#2: Make sure everyone (project team, vendors, stakeholders) knows what they're supposed to be doing
Again it seems like this is stating the obvious, but many of the internal project team members will be new to projects of this nature. Even stakeholders such as business area owners and the project sponsor may not have been involved in a project like this before. Hopefully your ERP vendor will bring their experience to the party, but the others will look to the project manager to guide them. Roles and responsibilities need to be defined and clear tasks (with deadlines) need to be assigned to project team members and regular (possibly informal) progress updates should be scheduled with the project sponsor.
#3: Measure progress versus the plan regularly
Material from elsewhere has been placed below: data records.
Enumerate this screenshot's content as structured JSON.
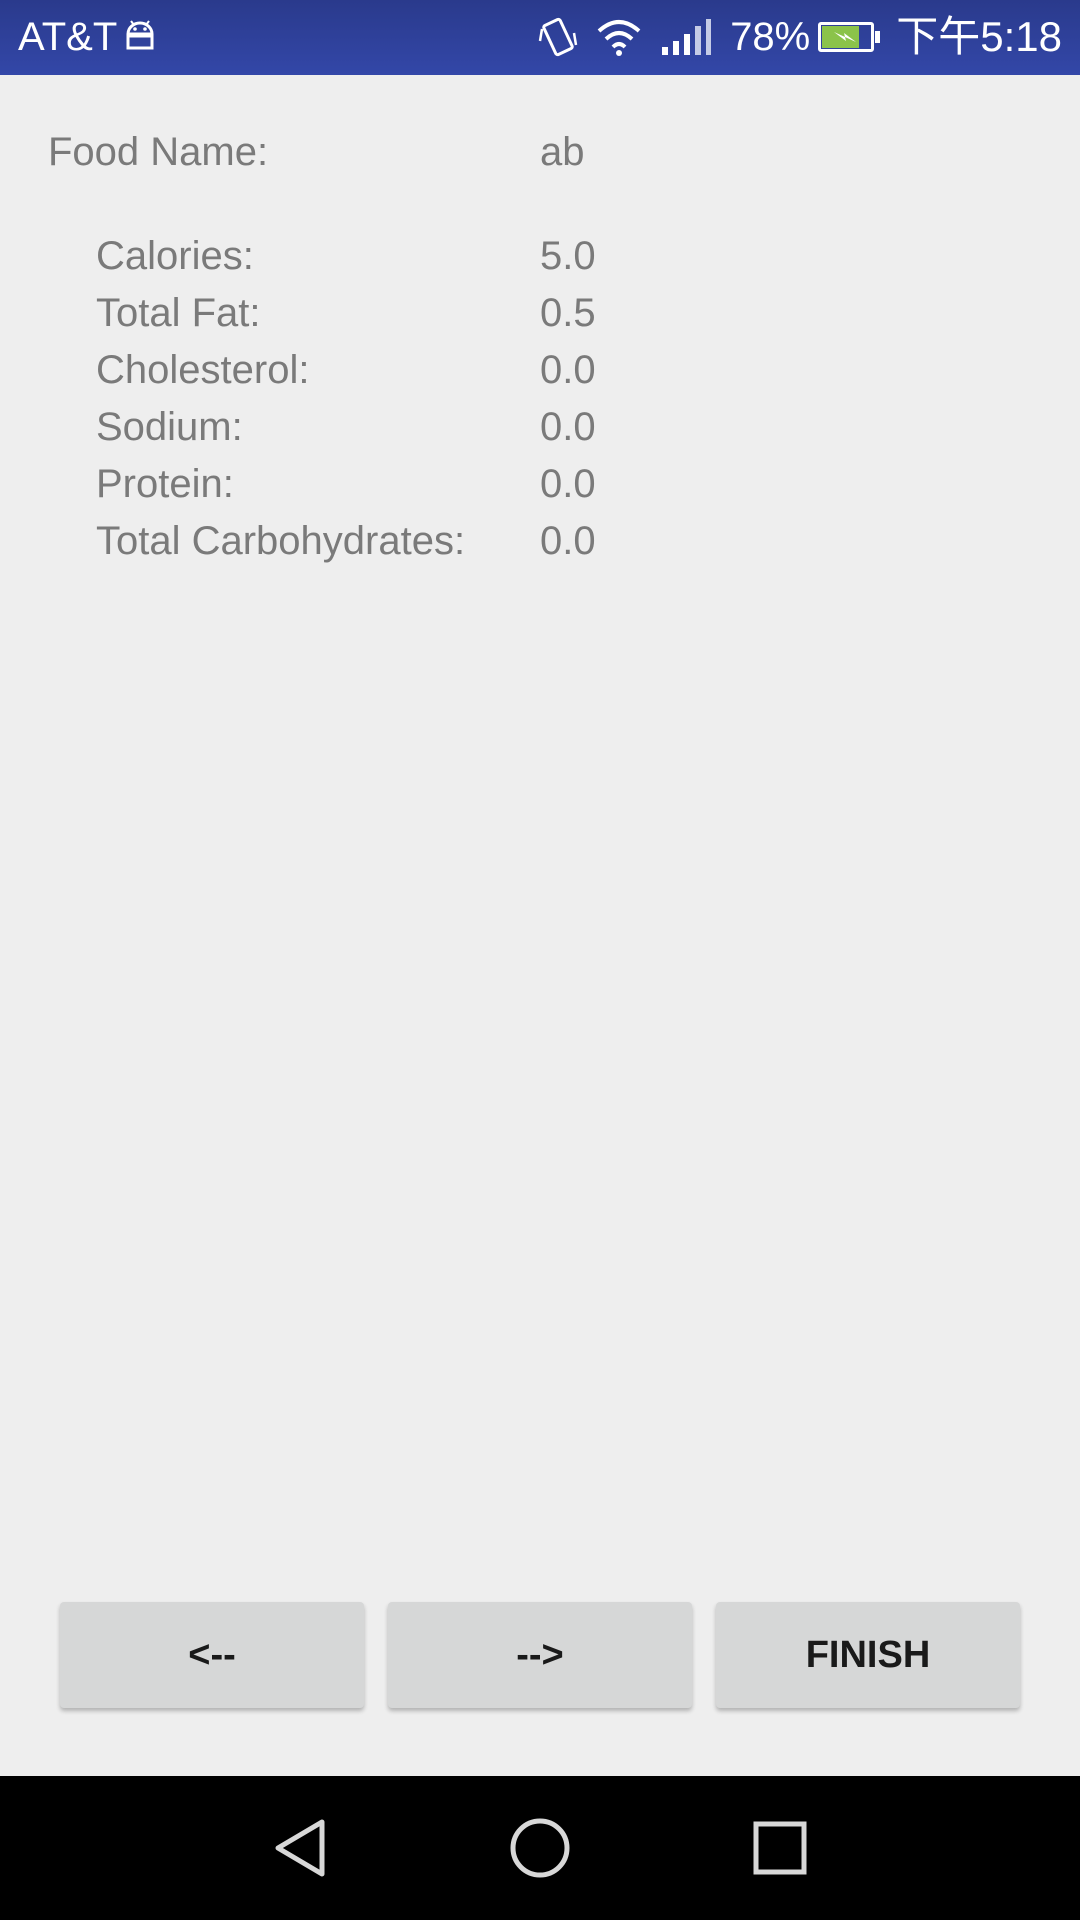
{
  "status_bar": {
    "carrier": "AT&T",
    "battery_percent": "78%",
    "battery_level": 0.78,
    "time": "下午5:18",
    "icons": [
      "android-icon",
      "vibrate-icon",
      "wifi-icon",
      "signal-icon",
      "battery-charging-icon"
    ],
    "battery_fill_color": "#8bc34a"
  },
  "food": {
    "name_label": "Food Name:",
    "name_value": "ab"
  },
  "nutrients": [
    {
      "label": "Calories:",
      "value": "5.0"
    },
    {
      "label": "Total Fat:",
      "value": "0.5"
    },
    {
      "label": "Cholesterol:",
      "value": "0.0"
    },
    {
      "label": "Sodium:",
      "value": "0.0"
    },
    {
      "label": "Protein:",
      "value": "0.0"
    },
    {
      "label": "Total Carbohydrates:",
      "value": "0.0"
    }
  ],
  "buttons": {
    "prev_label": "<--",
    "next_label": "-->",
    "finish_label": "FINISH"
  },
  "nav_bar": {
    "icons": [
      "back-icon",
      "home-icon",
      "recents-icon"
    ]
  }
}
This is another area where an inexperienced PM can run aground. Even if a good project plan has been developed at the start of the project there will always be changes as the project evolves and develops. Things may not go according to plan, activities may be delayed for various reasons, risks may materialise with unforeseen consequences and unexpected task dependencies may emerge. Failing to assess progress versus the plan and re-plan regularly can lead to nasty unexpected shocks further down the line, possibly with additional costs being incurred and slippage of the project timelines. At a minimum this means regular team meetings where each team member provides a status on their activities.
#4: Manage issues
A project issue is defined as anything that potentially impacts negatively on a project deliverable, project costs or project timelines. For an ERP project the outcome is clearly going to be much less satisfactory if issues aren’t dealt with efficiently and effectively. A good ERP PM will have an issues log which is monitored on an ongoing basis and will ensure that issues are managed through to resolution as quickly as possible.
This Blog was written by John Donagher, Principal Consultant at Lumenia. If you would like further information on ERP Project Management please send an e-mail to John Donagher.